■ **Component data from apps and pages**
· · · ·

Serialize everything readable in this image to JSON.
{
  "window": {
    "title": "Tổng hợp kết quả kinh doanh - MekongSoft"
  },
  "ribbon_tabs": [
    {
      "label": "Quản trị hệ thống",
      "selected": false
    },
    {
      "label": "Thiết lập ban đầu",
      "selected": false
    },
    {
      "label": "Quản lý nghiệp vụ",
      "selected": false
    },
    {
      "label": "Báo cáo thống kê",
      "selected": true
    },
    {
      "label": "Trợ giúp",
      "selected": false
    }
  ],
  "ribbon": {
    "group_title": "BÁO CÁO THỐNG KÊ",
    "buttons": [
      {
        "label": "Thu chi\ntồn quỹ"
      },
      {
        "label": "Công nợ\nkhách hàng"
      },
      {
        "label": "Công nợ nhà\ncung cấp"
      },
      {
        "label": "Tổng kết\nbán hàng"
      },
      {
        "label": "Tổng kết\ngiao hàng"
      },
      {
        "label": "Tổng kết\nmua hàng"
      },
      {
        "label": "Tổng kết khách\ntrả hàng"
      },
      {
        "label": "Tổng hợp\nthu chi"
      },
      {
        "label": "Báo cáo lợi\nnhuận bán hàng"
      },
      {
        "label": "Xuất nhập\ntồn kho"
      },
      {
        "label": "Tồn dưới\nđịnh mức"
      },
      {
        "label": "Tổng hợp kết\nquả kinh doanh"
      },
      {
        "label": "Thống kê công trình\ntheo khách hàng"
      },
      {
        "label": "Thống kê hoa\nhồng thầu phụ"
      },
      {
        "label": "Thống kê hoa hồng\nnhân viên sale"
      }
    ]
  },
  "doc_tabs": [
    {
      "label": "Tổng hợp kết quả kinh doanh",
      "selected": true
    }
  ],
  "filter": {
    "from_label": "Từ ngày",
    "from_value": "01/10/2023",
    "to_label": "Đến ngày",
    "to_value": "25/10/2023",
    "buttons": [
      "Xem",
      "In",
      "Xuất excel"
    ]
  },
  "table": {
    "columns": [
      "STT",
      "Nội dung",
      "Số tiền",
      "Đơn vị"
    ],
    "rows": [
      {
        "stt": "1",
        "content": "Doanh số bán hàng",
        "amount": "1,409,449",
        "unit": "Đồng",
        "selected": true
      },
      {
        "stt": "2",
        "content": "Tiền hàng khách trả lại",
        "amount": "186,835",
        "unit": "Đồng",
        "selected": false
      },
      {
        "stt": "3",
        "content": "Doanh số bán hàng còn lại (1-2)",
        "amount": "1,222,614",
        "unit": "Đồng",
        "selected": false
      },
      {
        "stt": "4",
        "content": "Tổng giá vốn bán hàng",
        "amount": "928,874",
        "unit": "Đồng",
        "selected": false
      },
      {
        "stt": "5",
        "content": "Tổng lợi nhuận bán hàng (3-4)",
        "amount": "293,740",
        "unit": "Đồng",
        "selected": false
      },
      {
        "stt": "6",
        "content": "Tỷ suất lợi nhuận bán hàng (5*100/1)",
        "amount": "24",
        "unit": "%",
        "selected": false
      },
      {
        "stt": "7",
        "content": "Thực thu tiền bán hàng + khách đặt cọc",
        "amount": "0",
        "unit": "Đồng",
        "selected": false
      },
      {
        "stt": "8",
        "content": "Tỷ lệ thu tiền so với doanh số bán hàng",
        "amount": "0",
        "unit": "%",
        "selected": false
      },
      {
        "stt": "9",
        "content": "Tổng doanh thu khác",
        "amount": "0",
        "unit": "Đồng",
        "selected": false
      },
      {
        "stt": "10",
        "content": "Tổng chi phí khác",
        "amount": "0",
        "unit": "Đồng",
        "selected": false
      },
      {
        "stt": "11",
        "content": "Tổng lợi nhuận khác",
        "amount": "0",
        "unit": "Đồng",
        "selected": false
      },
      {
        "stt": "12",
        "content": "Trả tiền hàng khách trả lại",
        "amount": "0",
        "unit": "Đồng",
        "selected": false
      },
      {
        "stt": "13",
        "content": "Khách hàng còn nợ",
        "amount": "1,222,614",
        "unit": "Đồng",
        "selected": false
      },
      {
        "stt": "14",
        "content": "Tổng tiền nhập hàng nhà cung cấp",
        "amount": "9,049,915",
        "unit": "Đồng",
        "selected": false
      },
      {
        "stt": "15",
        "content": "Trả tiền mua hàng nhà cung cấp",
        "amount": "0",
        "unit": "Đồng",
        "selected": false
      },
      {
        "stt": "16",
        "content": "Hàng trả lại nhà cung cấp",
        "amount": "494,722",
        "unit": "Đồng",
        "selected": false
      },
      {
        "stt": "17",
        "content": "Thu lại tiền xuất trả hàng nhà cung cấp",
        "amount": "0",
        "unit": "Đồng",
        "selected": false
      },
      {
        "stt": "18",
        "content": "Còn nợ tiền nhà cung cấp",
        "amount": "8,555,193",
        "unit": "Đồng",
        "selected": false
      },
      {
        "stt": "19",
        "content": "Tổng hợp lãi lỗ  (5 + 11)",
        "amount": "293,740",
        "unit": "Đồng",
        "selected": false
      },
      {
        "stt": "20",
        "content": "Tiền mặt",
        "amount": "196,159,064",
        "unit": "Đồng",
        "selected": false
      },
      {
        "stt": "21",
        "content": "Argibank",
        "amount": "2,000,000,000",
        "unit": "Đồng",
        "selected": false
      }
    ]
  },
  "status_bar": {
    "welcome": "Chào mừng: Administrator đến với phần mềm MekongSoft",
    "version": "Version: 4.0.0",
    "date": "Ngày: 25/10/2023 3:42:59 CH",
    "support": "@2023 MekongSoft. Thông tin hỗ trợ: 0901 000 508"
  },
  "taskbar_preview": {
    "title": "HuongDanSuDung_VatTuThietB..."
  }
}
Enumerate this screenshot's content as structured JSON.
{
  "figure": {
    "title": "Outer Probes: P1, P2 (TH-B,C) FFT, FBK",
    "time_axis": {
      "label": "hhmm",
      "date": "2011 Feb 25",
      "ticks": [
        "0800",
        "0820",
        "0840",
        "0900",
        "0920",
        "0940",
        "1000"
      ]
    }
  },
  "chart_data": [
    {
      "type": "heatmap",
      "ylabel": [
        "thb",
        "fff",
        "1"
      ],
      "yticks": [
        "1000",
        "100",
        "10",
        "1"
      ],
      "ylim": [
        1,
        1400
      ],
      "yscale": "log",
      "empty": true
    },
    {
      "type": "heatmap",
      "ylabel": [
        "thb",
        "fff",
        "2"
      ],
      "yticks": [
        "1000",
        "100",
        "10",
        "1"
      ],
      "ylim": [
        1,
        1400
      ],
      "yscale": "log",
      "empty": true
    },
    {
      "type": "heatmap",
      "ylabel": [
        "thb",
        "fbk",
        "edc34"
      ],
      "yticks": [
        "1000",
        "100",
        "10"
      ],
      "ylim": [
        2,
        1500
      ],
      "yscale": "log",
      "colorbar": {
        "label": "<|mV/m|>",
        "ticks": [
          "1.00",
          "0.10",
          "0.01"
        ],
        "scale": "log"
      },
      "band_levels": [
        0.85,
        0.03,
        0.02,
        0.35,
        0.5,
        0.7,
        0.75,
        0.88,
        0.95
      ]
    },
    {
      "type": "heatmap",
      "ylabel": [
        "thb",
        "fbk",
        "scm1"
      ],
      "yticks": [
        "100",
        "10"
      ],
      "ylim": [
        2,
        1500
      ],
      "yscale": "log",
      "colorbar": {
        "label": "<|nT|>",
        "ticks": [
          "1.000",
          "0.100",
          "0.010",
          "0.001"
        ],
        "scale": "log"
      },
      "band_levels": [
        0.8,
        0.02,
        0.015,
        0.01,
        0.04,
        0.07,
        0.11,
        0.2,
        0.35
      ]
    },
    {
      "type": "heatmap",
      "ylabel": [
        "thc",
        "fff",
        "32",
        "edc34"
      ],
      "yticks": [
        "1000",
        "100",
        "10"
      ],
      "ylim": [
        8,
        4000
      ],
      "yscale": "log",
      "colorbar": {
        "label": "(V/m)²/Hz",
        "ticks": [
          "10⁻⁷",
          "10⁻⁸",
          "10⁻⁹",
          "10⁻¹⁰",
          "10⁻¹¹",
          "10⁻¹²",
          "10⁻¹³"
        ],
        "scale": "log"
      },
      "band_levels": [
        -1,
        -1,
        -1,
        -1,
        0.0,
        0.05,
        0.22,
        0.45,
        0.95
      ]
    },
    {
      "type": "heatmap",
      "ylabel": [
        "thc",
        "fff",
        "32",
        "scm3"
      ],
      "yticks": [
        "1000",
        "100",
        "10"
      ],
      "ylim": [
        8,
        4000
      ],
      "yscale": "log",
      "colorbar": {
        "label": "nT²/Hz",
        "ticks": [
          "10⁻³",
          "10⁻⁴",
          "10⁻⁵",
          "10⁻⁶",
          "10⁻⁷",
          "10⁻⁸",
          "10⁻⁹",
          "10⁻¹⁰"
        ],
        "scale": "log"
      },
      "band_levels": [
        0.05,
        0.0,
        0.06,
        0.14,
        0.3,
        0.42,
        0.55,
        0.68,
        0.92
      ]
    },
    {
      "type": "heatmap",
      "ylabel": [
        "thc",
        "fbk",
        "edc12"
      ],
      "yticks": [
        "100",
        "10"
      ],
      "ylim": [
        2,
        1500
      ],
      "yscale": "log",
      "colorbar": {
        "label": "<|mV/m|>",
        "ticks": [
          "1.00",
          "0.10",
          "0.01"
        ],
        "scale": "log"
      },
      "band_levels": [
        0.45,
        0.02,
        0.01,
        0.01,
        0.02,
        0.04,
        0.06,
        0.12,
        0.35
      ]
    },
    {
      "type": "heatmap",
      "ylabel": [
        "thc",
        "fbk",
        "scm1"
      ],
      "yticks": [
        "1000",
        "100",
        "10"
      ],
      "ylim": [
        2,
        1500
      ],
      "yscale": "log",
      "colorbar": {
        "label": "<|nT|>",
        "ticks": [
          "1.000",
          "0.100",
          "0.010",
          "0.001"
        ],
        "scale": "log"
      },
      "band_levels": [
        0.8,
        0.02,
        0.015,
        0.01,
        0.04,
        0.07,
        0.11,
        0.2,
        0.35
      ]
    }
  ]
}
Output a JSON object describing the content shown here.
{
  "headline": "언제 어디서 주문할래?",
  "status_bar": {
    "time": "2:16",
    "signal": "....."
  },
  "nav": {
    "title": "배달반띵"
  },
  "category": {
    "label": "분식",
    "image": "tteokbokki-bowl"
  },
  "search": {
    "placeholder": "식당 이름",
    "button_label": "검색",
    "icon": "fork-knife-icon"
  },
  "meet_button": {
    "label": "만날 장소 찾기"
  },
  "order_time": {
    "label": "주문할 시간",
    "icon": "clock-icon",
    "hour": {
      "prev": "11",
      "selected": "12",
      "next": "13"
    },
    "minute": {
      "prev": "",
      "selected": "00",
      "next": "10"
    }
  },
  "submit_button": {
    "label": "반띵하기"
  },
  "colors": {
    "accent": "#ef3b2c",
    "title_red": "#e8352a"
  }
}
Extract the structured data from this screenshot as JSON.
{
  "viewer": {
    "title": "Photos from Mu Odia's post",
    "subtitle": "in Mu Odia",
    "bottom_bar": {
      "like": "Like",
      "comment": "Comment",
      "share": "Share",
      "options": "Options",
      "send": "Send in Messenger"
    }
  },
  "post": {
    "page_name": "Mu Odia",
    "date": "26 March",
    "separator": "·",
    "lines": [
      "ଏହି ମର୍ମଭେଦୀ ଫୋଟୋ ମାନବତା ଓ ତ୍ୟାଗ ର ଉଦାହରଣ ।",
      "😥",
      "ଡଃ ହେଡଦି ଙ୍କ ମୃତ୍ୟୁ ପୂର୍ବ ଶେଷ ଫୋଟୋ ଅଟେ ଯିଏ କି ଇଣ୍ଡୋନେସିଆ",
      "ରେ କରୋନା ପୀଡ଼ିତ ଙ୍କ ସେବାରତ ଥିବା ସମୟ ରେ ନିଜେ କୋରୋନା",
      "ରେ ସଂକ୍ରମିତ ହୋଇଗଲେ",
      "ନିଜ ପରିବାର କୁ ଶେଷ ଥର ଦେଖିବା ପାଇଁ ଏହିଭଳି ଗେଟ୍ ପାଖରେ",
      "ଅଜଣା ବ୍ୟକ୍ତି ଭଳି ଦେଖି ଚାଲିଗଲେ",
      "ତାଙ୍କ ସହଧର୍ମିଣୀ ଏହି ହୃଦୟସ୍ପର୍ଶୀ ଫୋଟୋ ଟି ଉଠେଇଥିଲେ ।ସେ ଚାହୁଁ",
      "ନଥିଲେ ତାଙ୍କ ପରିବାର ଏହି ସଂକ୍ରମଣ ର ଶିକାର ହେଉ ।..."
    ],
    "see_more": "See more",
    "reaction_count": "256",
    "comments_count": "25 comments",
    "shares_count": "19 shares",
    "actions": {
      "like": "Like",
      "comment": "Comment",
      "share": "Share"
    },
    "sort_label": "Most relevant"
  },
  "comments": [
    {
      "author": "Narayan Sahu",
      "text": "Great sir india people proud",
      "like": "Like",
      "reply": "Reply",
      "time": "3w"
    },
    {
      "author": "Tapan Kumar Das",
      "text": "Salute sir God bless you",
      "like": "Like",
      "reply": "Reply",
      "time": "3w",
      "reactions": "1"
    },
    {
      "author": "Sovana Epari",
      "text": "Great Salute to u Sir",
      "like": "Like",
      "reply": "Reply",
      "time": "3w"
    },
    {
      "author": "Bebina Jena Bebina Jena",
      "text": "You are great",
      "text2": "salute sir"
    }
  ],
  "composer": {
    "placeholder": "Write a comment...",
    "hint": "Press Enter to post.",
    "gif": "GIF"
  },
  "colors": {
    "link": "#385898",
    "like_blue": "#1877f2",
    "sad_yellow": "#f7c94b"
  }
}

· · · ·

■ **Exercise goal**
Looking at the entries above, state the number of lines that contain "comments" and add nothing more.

■ **Finished exercise**
2